The Gophers' locker room celebration in Champaign was noisy and raucous on Saturday, Jerry Kill said, his players' delight over qualifying for a bowl game with a 17-3 victory over Illinois obvious. But the coach said he was struck, too, by a much quieter moment shortly afterward, a vignette that sums up his program's current state.
As the players sang, shouted and joked, Kill climbed on the team bus parked just outside and noticed his assistant coaches, already at work toward next week's game with Nebraska.
"You let the kids enjoy it, but as a coach, you keep trying to move forward. Because this isn't where we want to be," Kill said a day later. "You get on the bus, you get a piece of Kentucky Fried Chicken, and you find out Alabama got beat. Then you start talking football again, and all of a sudden, the coaches have their computers on, grading film and getting ahead."
Yes, the Meineke Car Care Bowl, or wherever the Gophers land next month, is a milestone, but it's nowhere near the destination Kill has in mind. Yes, he hopes to celebrate -- in a few more years.
For now, even with his team's No. 1 goal accomplished this year, Kill has new worries. He must refocus his team on the season's final two games, against Nebraska and Michigan State, without the specter of bowl eligibility to motivate them. And, oh yeah -- he has to find someone to snap the ball.
Starting center Jon Christenson suffered a high ankle sprain in his left leg, an injury that figures to sideline him for a week or two, and backup center Zach Mottla, who flew home with his leg in an air cast, is out for the season after suffering a serious injury that the Gophers haven't specified. It would be unfair to activate a redshirting freshman this late in the season, so Kill is left with left guard Zac Epping to start at the position next week, since he trained for the job in training camp.
And backing up Epping will be ... hmm. Any volunteers?
"We've got a lot of thinking to do," Kill said. "We'll have to teach somebody to snap."
To catch as well, since receivers A.J. Barker and Derrick Engel remain out because of ankle injuries of their own, and Kill sounded pessimistic about their recovery. "First time in 30 years I've experienced the injury bug on the offensive side of the ball like we have," the coach said. "It's been a nightmare up front."
But it's been a dream, or at least a pleasure, for the bowl-bound Gophers, particularly those who have lived through the rough years.
"Guys who are older, some of them have been through four, five, six coaches, positionwise. For them to go through that, and have a coach come in and say he wants to build a program brick by brick, that's not really what they want to hear. They want to do it right now," Kill said of his seniors. "It was very emotional for those guys, and it was good to see a smile on their faces."
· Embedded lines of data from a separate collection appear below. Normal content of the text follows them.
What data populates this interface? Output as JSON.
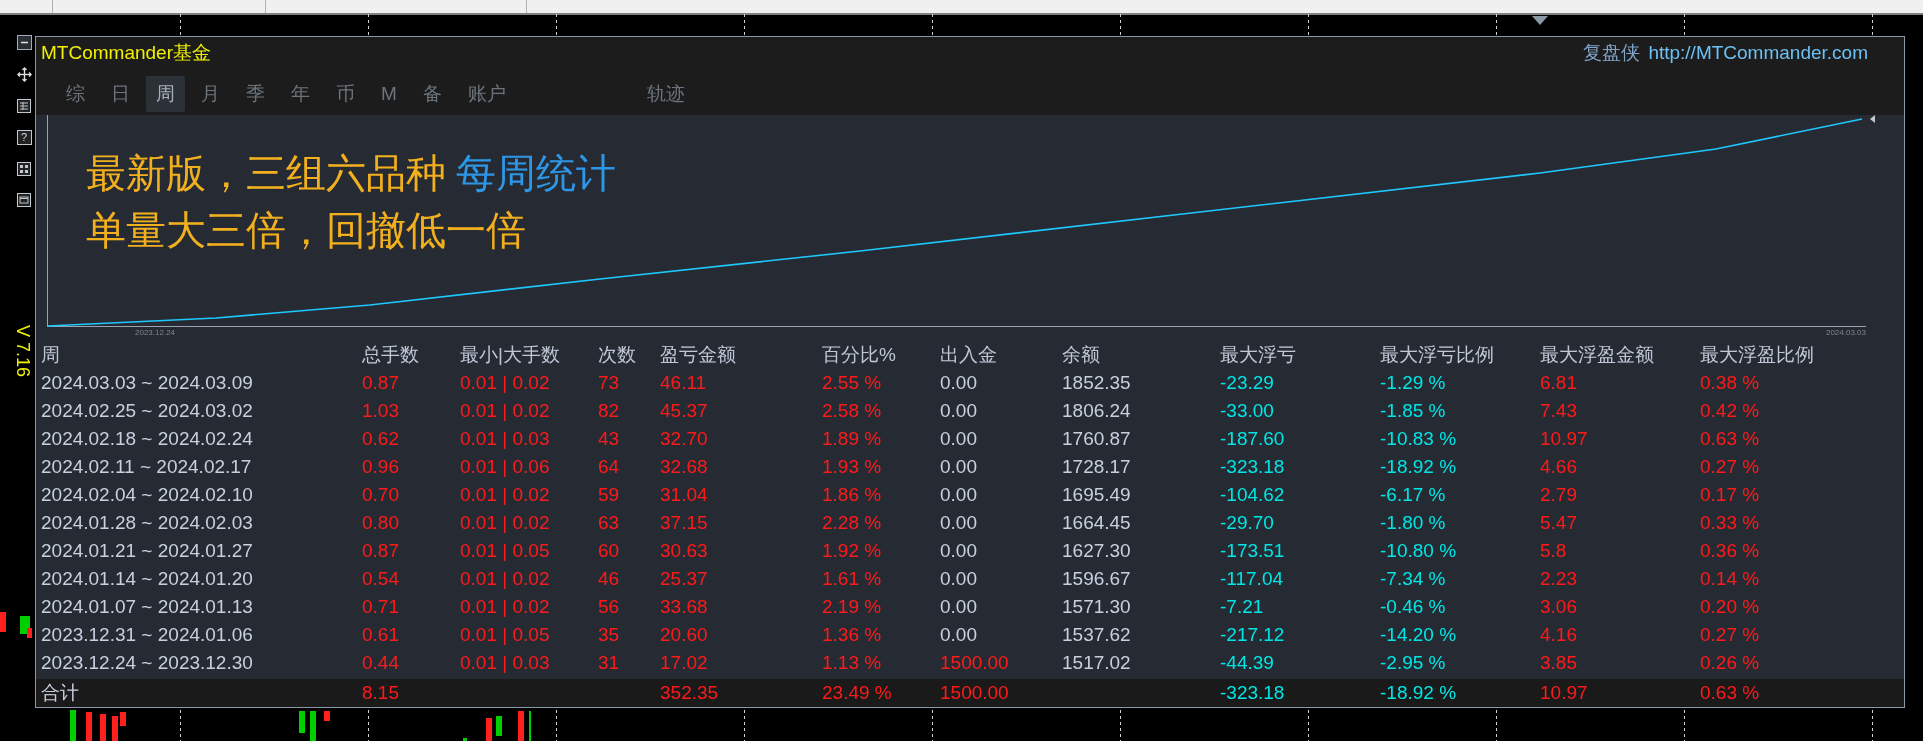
{
  "panel": {
    "title": "MTCommander基金",
    "brand": "复盘侠",
    "url": "http://MTCommander.com"
  },
  "side_toolbar": {
    "help": "?"
  },
  "version": "V 7.16",
  "tabs": [
    {
      "label": "综",
      "selected": false
    },
    {
      "label": "日",
      "selected": false
    },
    {
      "label": "周",
      "selected": true
    },
    {
      "label": "月",
      "selected": false
    },
    {
      "label": "季",
      "selected": false
    },
    {
      "label": "年",
      "selected": false
    },
    {
      "label": "币",
      "selected": false
    },
    {
      "label": "M",
      "selected": false
    },
    {
      "label": "备",
      "selected": false
    },
    {
      "label": "账户",
      "selected": false
    },
    {
      "label": "轨迹",
      "selected": false
    }
  ],
  "headline": {
    "line_1": "最新版，三组六品种",
    "tag": "每周统计",
    "line_2": "单量大三倍，回撤低一倍"
  },
  "chart": {
    "start_label": "2023.12.24",
    "end_label": "2024.03.03"
  },
  "table": {
    "columns": [
      {
        "label": "周",
        "kind": "label"
      },
      {
        "label": "总手数",
        "kind": "profit"
      },
      {
        "label": "最小|大手数",
        "kind": "profit"
      },
      {
        "label": "次数",
        "kind": "profit"
      },
      {
        "label": "盈亏金额",
        "kind": "profit"
      },
      {
        "label": "百分比%",
        "kind": "profit"
      },
      {
        "label": "出入金",
        "kind": "deposit"
      },
      {
        "label": "余额",
        "kind": "label"
      },
      {
        "label": "最大浮亏",
        "kind": "drawdown"
      },
      {
        "label": "最大浮亏比例",
        "kind": "drawdown"
      },
      {
        "label": "最大浮盈金额",
        "kind": "profit"
      },
      {
        "label": "最大浮盈比例",
        "kind": "profit"
      }
    ],
    "rows": [
      {
        "deposit": false,
        "cells": [
          "2024.03.03 ~ 2024.03.09",
          "0.87",
          "0.01 | 0.02",
          "73",
          "46.11",
          "2.55 %",
          "0.00",
          "1852.35",
          "-23.29",
          "-1.29 %",
          "6.81",
          "0.38 %"
        ]
      },
      {
        "deposit": false,
        "cells": [
          "2024.02.25 ~ 2024.03.02",
          "1.03",
          "0.01 | 0.02",
          "82",
          "45.37",
          "2.58 %",
          "0.00",
          "1806.24",
          "-33.00",
          "-1.85 %",
          "7.43",
          "0.42 %"
        ]
      },
      {
        "deposit": false,
        "cells": [
          "2024.02.18 ~ 2024.02.24",
          "0.62",
          "0.01 | 0.03",
          "43",
          "32.70",
          "1.89 %",
          "0.00",
          "1760.87",
          "-187.60",
          "-10.83 %",
          "10.97",
          "0.63 %"
        ]
      },
      {
        "deposit": false,
        "cells": [
          "2024.02.11 ~ 2024.02.17",
          "0.96",
          "0.01 | 0.06",
          "64",
          "32.68",
          "1.93 %",
          "0.00",
          "1728.17",
          "-323.18",
          "-18.92 %",
          "4.66",
          "0.27 %"
        ]
      },
      {
        "deposit": false,
        "cells": [
          "2024.02.04 ~ 2024.02.10",
          "0.70",
          "0.01 | 0.02",
          "59",
          "31.04",
          "1.86 %",
          "0.00",
          "1695.49",
          "-104.62",
          "-6.17 %",
          "2.79",
          "0.17 %"
        ]
      },
      {
        "deposit": false,
        "cells": [
          "2024.01.28 ~ 2024.02.03",
          "0.80",
          "0.01 | 0.02",
          "63",
          "37.15",
          "2.28 %",
          "0.00",
          "1664.45",
          "-29.70",
          "-1.80 %",
          "5.47",
          "0.33 %"
        ]
      },
      {
        "deposit": false,
        "cells": [
          "2024.01.21 ~ 2024.01.27",
          "0.87",
          "0.01 | 0.05",
          "60",
          "30.63",
          "1.92 %",
          "0.00",
          "1627.30",
          "-173.51",
          "-10.80 %",
          "5.8",
          "0.36 %"
        ]
      },
      {
        "deposit": false,
        "cells": [
          "2024.01.14 ~ 2024.01.20",
          "0.54",
          "0.01 | 0.02",
          "46",
          "25.37",
          "1.61 %",
          "0.00",
          "1596.67",
          "-117.04",
          "-7.34 %",
          "2.23",
          "0.14 %"
        ]
      },
      {
        "deposit": false,
        "cells": [
          "2024.01.07 ~ 2024.01.13",
          "0.71",
          "0.01 | 0.02",
          "56",
          "33.68",
          "2.19 %",
          "0.00",
          "1571.30",
          "-7.21",
          "-0.46 %",
          "3.06",
          "0.20 %"
        ]
      },
      {
        "deposit": false,
        "cells": [
          "2023.12.31 ~ 2024.01.06",
          "0.61",
          "0.01 | 0.05",
          "35",
          "20.60",
          "1.36 %",
          "0.00",
          "1537.62",
          "-217.12",
          "-14.20 %",
          "4.16",
          "0.27 %"
        ]
      },
      {
        "deposit": true,
        "cells": [
          "2023.12.24 ~ 2023.12.30",
          "0.44",
          "0.01 | 0.03",
          "31",
          "17.02",
          "1.13 %",
          "1500.00",
          "1517.02",
          "-44.39",
          "-2.95 %",
          "3.85",
          "0.26 %"
        ]
      }
    ],
    "total": {
      "deposit": true,
      "cells": [
        "合计",
        "8.15",
        null,
        null,
        "352.35",
        "23.49 %",
        "1500.00",
        null,
        "-323.18",
        "-18.92 %",
        "10.97",
        "0.63 %"
      ]
    }
  }
}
Especially since a couple of them made critical plays. Brandon Green, for instance, reached behind him to catch a 13-yard pass on third down that helped keep the go-ahead drive alive Saturday.
"Grandpa," laughed tailback Donnell Kirkwood about his 23-year-old teammate. "He's been doing that since I got here. He's got the hands."
"Sometimes when you get in pressure situations," Kill added, "you go back to those wily ol' veterans."
He could have been speaking of linebacker Mike Rallis, too. The senior from Edina ended Illinois' comeback hopes by punching the ball out of Illini quarterback Nathan Scheelhaase's hands as he tried to stretch for a first down on third-and-inches, a fumble that safety Derrick Wells scooped up.
"I was just trying to push him back, and he held it out there," Rallis said. "I tried to knock it loose."
Kill has tried to knock loose the doldrums that gripped the program as it spiraled to the bottom of the league. On Saturday, he proved he's managed to make small but notable progress.
And on Sunday, he went right back to trying to make more. "When you do win," Kill shrugged, "you don't enjoy it enough."
Phil Miller • email@example.com